Experts believe that a good diet can help to ward off the white. "Premature greying of hair has, in particular, been linked with a lack of certain B vitamins, folic acid or copper," says Brewer.
She suggests upping your vitamin B5, also known as pantothenic acid or pantothenate, to safeguard your locks - "It's found in wholegrains, beans such as edamame, lentils and beansprouts, vegetables such as broccoli, dark green leaves, avocado and tomatoes."
Incorporating good sources of vitamin B12 can be helpful too, like liver, kidney, oily fish - especially sardines - red meats, white fish, eggs and dairy products.
"Folic acid is found mainly in green leafy vegetables and wholegrains, while copper is obtained from seafood, nuts, beans, wholegrains, avocado, artichokes, radishes, garlic, mushrooms and green vegetables grown in copper-rich soil," says Brewer.
"Reishi, the mushroom of immortality, boosts blood flow to the peripheries and promotes the growth of healthy, glossy hair." It's an ancient Chinese remedy for premature hair greying, and is usually drunk as a herbal tea.
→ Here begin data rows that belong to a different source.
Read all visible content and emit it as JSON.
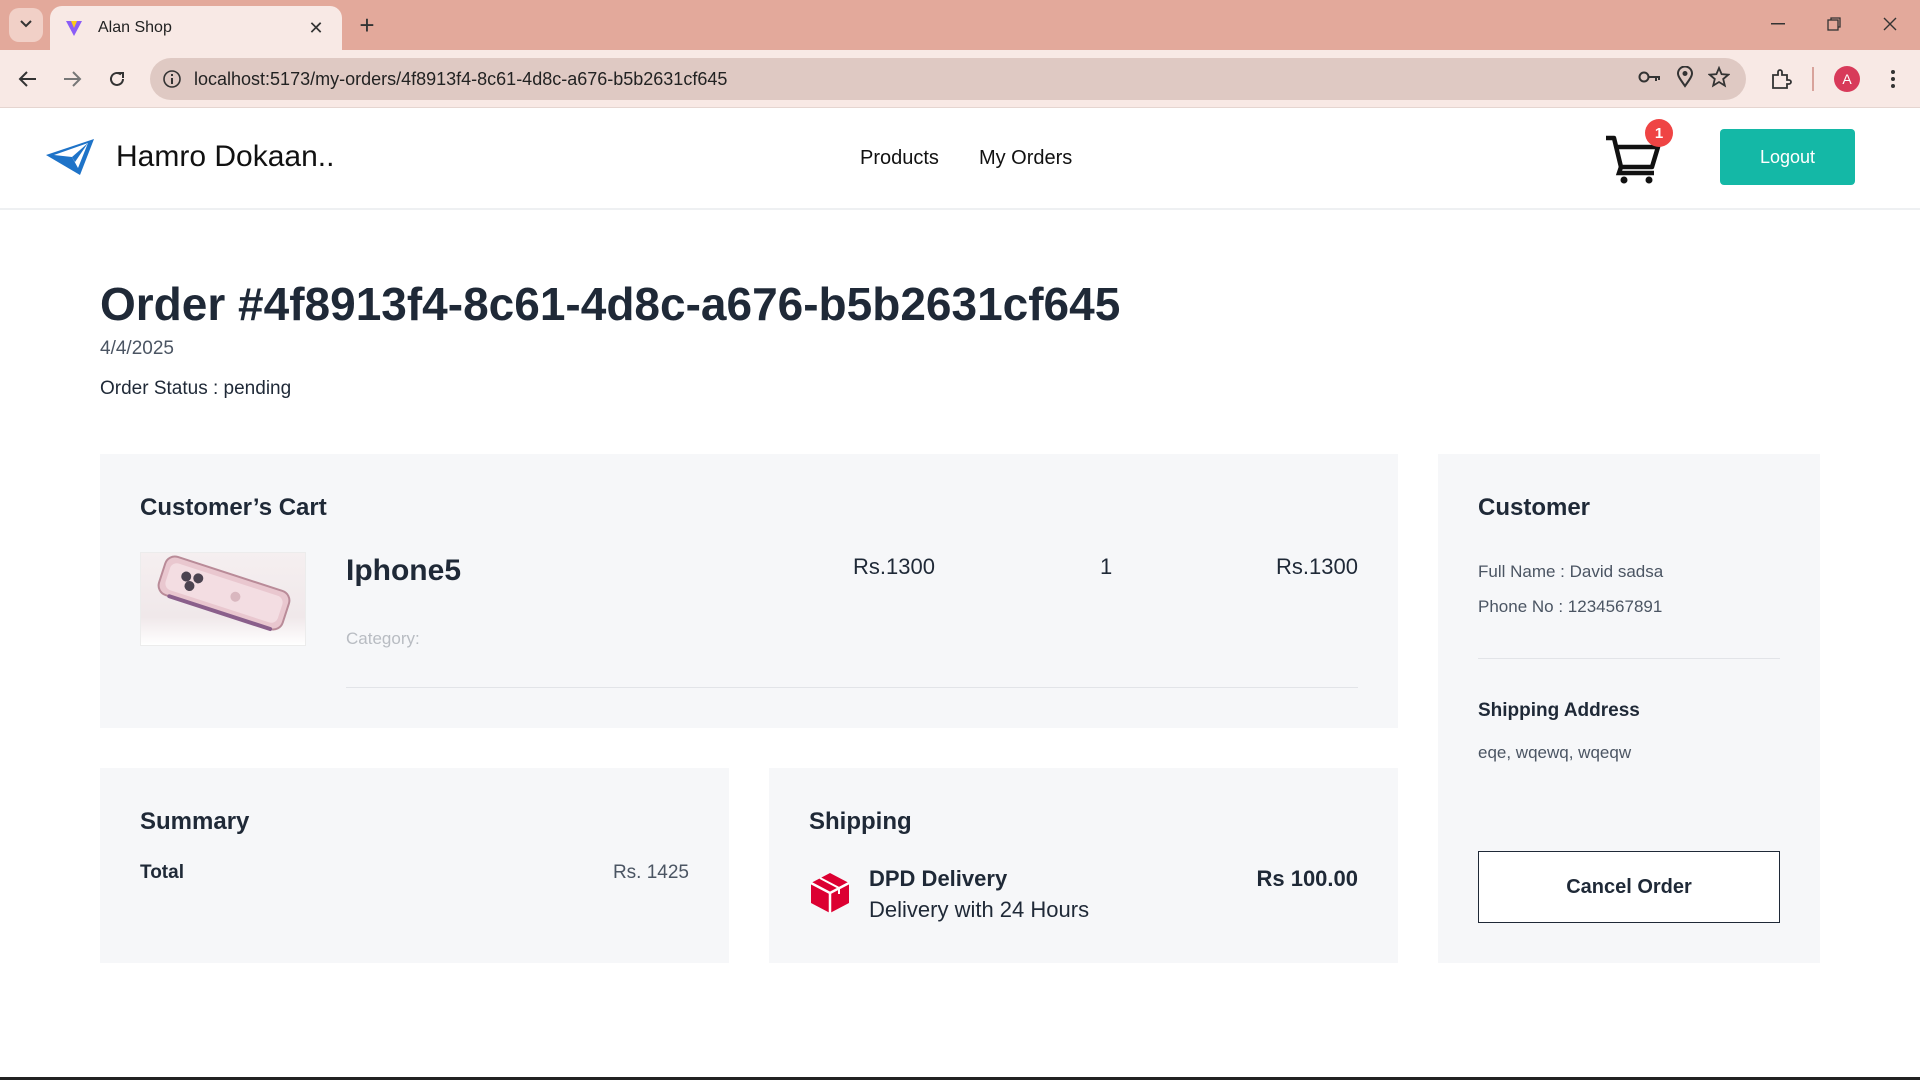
{
  "browser": {
    "tab_title": "Alan Shop",
    "url": "localhost:5173/my-orders/4f8913f4-8c61-4d8c-a676-b5b2631cf645",
    "profile_initial": "A",
    "chrome_color": "#e3a99b"
  },
  "header": {
    "brand_name": "Hamro Dokaan..",
    "nav": [
      "Products",
      "My Orders"
    ],
    "cart_count": "1",
    "logout_label": "Logout",
    "accent_color": "#14b8a6"
  },
  "order": {
    "title": "Order #4f8913f4-8c61-4d8c-a676-b5b2631cf645",
    "date": "4/4/2025",
    "status": "Order Status : pending"
  },
  "cart": {
    "heading": "Customer’s Cart",
    "items": [
      {
        "name": "Iphone5",
        "category": "Category:",
        "price": "Rs.1300",
        "quantity": "1",
        "total": "Rs.1300"
      }
    ]
  },
  "customer": {
    "heading": "Customer",
    "full_name": "Full Name : David sadsa",
    "phone": "Phone No : 1234567891",
    "shipping_address_heading": "Shipping Address",
    "shipping_address": "eqe, wqewq, wqeqw",
    "cancel_label": "Cancel Order"
  },
  "summary": {
    "heading": "Summary",
    "total_label": "Total",
    "total_value": "Rs. 1425"
  },
  "shipping": {
    "heading": "Shipping",
    "method_name": "DPD Delivery",
    "method_desc": "Delivery with 24 Hours",
    "price": "Rs 100.00",
    "icon_color": "#dc0032"
  }
}
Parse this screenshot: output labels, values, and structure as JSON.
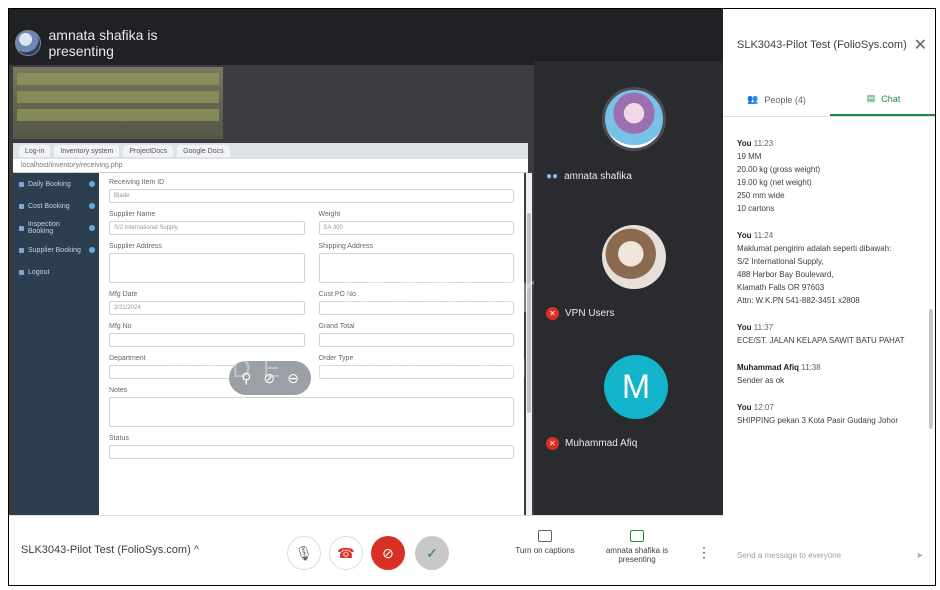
{
  "presenter": {
    "label": "amnata shafika is presenting"
  },
  "shared_screen": {
    "browser_tabs": [
      "Log-in",
      "Inventory system",
      "ProjectDocs",
      "Google Docs"
    ],
    "url": "localhost/inventory/receiving.php",
    "sidebar_items": [
      "Daily Booking",
      "Cost Booking",
      "Inspection Booking",
      "Supplier Booking",
      "Logout"
    ],
    "form": {
      "fields_left": [
        "Receiving Item ID",
        "Supplier Name",
        "Supplier Address",
        "Mfg Date",
        "Mfg No",
        "Department",
        "Notes",
        "Status"
      ],
      "fields_right": [
        "Weight",
        "Shipping Address",
        "Cust PO No",
        "Grand Total",
        "Order Type"
      ],
      "values": [
        "Blade",
        "S/2 International Supply",
        "SA 300",
        "3/31/2024"
      ]
    }
  },
  "watermark": {
    "brand": "TechSmith",
    "trial": "MADE WITH CAMTASIA FREE TRIAL"
  },
  "participants": [
    {
      "name": "amnata shafika",
      "mic": "on"
    },
    {
      "name": "VPN Users",
      "mic": "off"
    },
    {
      "name": "Muhammad Afiq",
      "mic": "off",
      "initial": "M"
    }
  ],
  "chat": {
    "header": "SLK3043-Pilot Test (FolioSys.com)",
    "tabs": {
      "people": "People (4)",
      "chat": "Chat"
    },
    "messages": [
      {
        "sender": "You",
        "time": "11:23",
        "lines": [
          "19 MM",
          "20.00 kg (gross weight)",
          "19.00 kg (net weight)",
          "250 mm wide",
          "10 cartons"
        ]
      },
      {
        "sender": "You",
        "time": "11:24",
        "lines": [
          "Maklumat pengirim adalah seperti dibawah:",
          "S/2 International Supply,",
          "488 Harbor Bay Boulevard,",
          "Klamath Falls OR 97603",
          "Attn: W.K.PN 541-882-3451 x2808"
        ]
      },
      {
        "sender": "You",
        "time": "11:37",
        "lines": [
          "ECE/ST. JALAN KELAPA SAWIT BATU PAHAT"
        ]
      },
      {
        "sender": "Muhammad Afiq",
        "time": "11:38",
        "lines": [
          "Sender as ok"
        ]
      },
      {
        "sender": "You",
        "time": "12:07",
        "lines": [
          "SHIPPING pekan 3 Kota Pasir Gudang Johor"
        ]
      }
    ],
    "input_placeholder": "Send a message to everyone"
  },
  "bottom_bar": {
    "meeting_title": "SLK3043-Pilot Test (FolioSys.com)",
    "captions_label": "Turn on captions",
    "present_label": "amnata shafika is presenting"
  },
  "colors": {
    "meet_dark": "#202124",
    "accent_green": "#1e8e3e",
    "hangup_red": "#d93025",
    "avatar_teal": "#12b5cb"
  }
}
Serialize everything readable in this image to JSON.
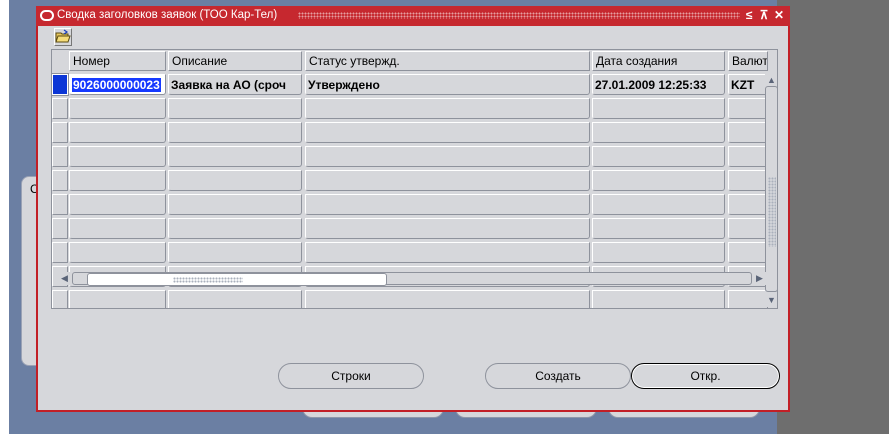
{
  "window": {
    "title": "Сводка заголовков заявок (ТОО Кар-Тел)",
    "controls": [
      "≤",
      "⊼",
      "✕"
    ]
  },
  "background": {
    "panel_letter": "С"
  },
  "table": {
    "columns": [
      "Номер",
      "Описание",
      "Статус утвержд.",
      "Дата создания",
      "Валют"
    ],
    "rows": [
      {
        "number": "9026000000023",
        "description": "Заявка на АО (сроч",
        "status": "Утверждено",
        "created": "27.01.2009 12:25:33",
        "currency": "KZT"
      }
    ],
    "empty_row_count": 9
  },
  "buttons": {
    "lines": "Строки",
    "create": "Создать",
    "open": "Откр."
  },
  "icons": {
    "toolbar": "open-folder-icon",
    "window": "oracle-logo-icon"
  },
  "colors": {
    "titlebar": "#c6282f",
    "selection": "#1539ff",
    "desktop": "#6b7fa3",
    "panel": "#d6d7db"
  }
}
It can be bought in most health food shops.
Brewer says that a good general rule is to follow a wholefood, nutrient-rich diet - avoid processed, convenience foods, and those with a lot of added salt to keep hair in good nick.
Many people find that dyeing their hair is the easiest way to keep greys hidden, although there has been a recent cultural shift in both women and men embracing their natural grey hair, thanks to celebrities like Katie Holmes, George Lamb and Helen Mirren.
If you do want to dye your hair, it's always a good idea to be mindful about what you're applying to your body. "Chemicals found in hair dyes can often irritate skin and cause allergic reaction," warns Brewer.
She suggests talking to your hairdresser about the types of dyes they use, and selecting those they are confident are the most gentle and natural, such as herbal extracts like rosemary and cinchona.